Hope That Does Not Disappoint
I recall many times when hope has disappointed me. I vividly remember hoping to get a position on my college ministry’s leadership team my freshman year, and then not making the cut. That was eleven years ago, and I remember how that disappointment felt—the tears that fell, the anger that burned. That’s why we have the phrase, “Don’t get your hopes up.” When your hopes are up, you are vulnerable to disappointment.
So Paul must be talking about a different kind of hope here. He says “that suffering produces perseverance; perseverance, character; and character, hope. And hope does not disappoint us, because God has poured out his love into our hearts by the Holy Spirit, whom he has given us.” (Romans 5:3-5) Paul’s both upholding hope and acknowledging suffering. I know people who remained hopeful as they suffered through cancer, but their hope was ultimately disappointing.
What is this hope of Paul’s? A brief survey of others’ ideas shows some think this is hope for an eternity spent in heaven with God. That interpretation doesn’t seem to fit the text; I find no hinting at eternity in heaven in this section of Scripture. I don’t think this is hope for anything.
I think Paul is saying we can have hope in all situations, in suffering, against all odds, because we have two things: love in our hearts and the gift of the Holy Spirit. God has put love in our hearts and given us the capacity to love him and his people. Our capacity to love can break our hearts, bring us to tears, and leave us speechless. In another famous letter, Paul says love always hopes. I think the love in our hearts is worthy of hope.

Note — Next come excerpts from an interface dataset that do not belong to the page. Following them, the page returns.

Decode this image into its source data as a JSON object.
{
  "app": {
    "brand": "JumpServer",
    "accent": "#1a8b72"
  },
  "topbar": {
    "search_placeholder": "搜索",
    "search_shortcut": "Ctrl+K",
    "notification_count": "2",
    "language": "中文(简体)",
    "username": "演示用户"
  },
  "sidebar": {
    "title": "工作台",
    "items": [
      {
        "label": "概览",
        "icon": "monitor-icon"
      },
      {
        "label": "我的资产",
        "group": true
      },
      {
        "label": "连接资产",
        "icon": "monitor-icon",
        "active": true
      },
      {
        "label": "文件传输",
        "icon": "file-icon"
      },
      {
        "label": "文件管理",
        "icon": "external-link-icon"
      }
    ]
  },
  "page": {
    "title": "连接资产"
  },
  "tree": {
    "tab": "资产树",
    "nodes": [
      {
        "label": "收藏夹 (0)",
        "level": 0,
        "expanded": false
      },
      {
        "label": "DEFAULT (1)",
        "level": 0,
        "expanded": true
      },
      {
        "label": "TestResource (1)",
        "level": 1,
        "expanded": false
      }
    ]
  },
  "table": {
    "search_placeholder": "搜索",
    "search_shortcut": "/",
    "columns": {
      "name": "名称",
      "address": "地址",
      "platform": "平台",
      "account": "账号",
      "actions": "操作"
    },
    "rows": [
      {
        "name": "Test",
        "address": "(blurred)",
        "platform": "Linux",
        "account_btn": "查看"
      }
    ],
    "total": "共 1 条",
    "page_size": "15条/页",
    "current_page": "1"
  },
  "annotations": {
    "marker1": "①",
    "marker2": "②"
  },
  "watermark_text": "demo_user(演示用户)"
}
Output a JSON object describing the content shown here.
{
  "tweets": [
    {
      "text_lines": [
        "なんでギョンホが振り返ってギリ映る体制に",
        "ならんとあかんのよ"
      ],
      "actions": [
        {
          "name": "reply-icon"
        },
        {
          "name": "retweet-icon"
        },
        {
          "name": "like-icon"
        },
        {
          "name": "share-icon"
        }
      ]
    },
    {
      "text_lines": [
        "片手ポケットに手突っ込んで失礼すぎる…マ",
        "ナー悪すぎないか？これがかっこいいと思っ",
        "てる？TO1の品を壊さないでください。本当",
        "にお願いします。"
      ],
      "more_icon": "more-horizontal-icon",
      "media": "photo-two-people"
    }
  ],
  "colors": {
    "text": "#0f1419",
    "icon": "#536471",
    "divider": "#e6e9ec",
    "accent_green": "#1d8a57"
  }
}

The second reason we can hope is the Holy Spirit. God sent the Holy Spirit to be with us, to pray on our behalf, to guide us. That’s quite a gift, and one worthy of hope. When we suffer, the Holy Spirit is with us. When we cannot find the words to utter to God, the Holy Spirit does it for us. When we don’t know what decision to make, the Holy Spirit prompts us.
God, may I be hopeful today, not because of my life circumstances or beautiful weather or the people around me, but because you have put love in my heart and the Holy Spirit in my life. Thank you that I can love. Forgive me for not loving the way you do. Thank you for the direction and presence of the Holy Spirit. May I follow your promptings, being obedient and faithful. Amen.